Thursday, September 27, 2007
Welcoming / Farewell Party
For the past couple of months, Angela, one of the occupational therapists at the St. Julie Centre, has been on maternity leave. Early in August she gave birth to a healthy baby boy. During that time the Sisters hired a temporary replacement therapist from Nairobi, named Situma. In the play therapy department, during the school break, we also took on a student volunteer, studying social work and community development, named Neto. In addition to that, Joy, a volunteer who had worked with us earlier this year as a postulant, just made her final vows in Nairobi as a Sister of Notre Dame and has now returned to the Centre.
With Angela returning to work soon and the school semester starting up again, we decided to throw a party at my house. It would be a welcoming party for Sister Joy, but also a farewell party for Situma and Neto, in appreciation for their hard work, before they would leave. It would be Sister Joy, David, Situma, Neto, Nancy, Postulant Caroline, and myself that would come to celebrate.
Maurice, the cook at the parish, agreed to help us with the food. He slaughtered and roasted two hens, and also prepared pilau (rice with spices), chapattis (flat bread), soup, black ugali (porridge set hard, made of sorghum) , and greens in the parish kitchen. In my kitchen, I popped popcorn for the appetizer, while Sister Joy and Postulant Caroline helped cut pineapple, watermelon, papaya, and bananas to make a fruit salad for the dessert. Nancy carried a full case of soda from the shops in the market the day before, that chilled quite nicely in my fancy refrigerator.
Shortly after the food was all prepared, David, Situma, and Neto would arrived. The food was brought across the grounds from the parish kitchen to my house and then the party would begin.
At first, it started off slow, the usual introductions, small talk of work and what those who would be leaving would do afterwards. But then I made a run to Father Paul’s house for some gospel music videos, that are so popular in Kenya. I brought out my laptop, pushed play, and things began to get lively.

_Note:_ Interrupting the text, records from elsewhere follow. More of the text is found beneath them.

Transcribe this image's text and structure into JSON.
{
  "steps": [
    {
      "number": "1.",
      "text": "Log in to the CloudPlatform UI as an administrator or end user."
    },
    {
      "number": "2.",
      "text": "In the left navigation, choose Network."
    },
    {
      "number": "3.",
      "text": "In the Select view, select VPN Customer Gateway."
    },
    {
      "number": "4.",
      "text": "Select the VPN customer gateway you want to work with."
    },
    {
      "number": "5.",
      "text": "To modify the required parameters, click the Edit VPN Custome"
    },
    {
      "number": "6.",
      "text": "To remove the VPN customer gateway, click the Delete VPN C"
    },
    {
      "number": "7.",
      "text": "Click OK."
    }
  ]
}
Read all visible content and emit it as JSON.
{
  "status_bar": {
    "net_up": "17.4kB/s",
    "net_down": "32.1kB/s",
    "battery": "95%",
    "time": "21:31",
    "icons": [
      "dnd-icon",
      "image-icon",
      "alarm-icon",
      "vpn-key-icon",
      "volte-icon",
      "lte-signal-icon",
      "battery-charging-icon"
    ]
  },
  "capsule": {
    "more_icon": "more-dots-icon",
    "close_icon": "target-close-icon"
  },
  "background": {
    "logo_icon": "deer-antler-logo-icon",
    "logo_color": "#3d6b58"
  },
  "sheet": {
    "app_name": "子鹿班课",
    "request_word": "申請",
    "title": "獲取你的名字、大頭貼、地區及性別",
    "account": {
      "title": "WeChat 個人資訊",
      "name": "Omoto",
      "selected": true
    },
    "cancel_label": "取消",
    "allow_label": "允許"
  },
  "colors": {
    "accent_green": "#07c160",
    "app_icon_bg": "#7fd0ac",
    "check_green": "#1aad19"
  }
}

Many Kenyans love gospel music and gospel music videos. Even the most introverted Kenyans can’t resist. When they hear the music or see the videos they have to get up and dance. And so they did. For myself, I thought, “When in Kenya…” and got up to cut a rug.
Posted by tim at 11:39 PM